--- TASK TO CARRY OUT ---
Everything from the line containing "Give me the" through the last line of the records must be returned verbatim, and nothing outside that range.

--- RECORDS TO USE ---
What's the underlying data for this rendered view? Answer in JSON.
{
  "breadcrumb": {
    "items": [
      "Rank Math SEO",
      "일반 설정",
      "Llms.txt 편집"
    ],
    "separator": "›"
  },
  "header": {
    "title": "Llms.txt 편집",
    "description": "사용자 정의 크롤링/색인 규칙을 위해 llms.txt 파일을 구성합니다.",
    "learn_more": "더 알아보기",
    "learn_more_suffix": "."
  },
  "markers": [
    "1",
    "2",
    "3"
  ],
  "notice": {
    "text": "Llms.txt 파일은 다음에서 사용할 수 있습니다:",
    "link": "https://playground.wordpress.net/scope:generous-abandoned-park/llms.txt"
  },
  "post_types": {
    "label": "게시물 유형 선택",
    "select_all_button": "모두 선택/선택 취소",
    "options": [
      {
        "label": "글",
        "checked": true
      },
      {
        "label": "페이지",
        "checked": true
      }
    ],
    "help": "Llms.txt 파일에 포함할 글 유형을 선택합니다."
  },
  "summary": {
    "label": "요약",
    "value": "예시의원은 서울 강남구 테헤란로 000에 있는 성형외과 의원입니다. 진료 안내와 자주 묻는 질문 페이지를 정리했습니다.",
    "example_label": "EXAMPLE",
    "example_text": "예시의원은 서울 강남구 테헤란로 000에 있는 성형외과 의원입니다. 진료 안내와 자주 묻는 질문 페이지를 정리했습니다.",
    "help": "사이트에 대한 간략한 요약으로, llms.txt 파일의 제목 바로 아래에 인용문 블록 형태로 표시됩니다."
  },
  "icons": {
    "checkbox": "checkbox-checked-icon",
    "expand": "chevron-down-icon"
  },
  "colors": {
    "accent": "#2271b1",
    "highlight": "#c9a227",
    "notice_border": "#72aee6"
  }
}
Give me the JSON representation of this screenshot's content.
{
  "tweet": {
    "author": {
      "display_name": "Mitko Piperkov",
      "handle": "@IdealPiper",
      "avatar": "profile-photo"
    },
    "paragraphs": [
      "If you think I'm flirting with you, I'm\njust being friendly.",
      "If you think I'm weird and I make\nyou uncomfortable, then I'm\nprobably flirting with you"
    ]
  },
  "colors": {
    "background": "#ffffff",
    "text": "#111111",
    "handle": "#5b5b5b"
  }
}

--- ANSWER ---
Give me the JSON representation of this screenshot's content.
{
  "tweet": {
    "author": {
      "display_name": "Mitko Piperkov",
      "handle": "@IdealPiper",
      "avatar": "profile-photo"
    },
    "paragraphs": [
      "If you think I'm flirting with you, I'm\njust being friendly.",
      "If you think I'm weird and I make\nyou uncomfortable, then I'm\nprobably flirting with you"
    ]
  },
  "colors": {
    "background": "#ffffff",
    "text": "#111111",
    "handle": "#5b5b5b"
  }
}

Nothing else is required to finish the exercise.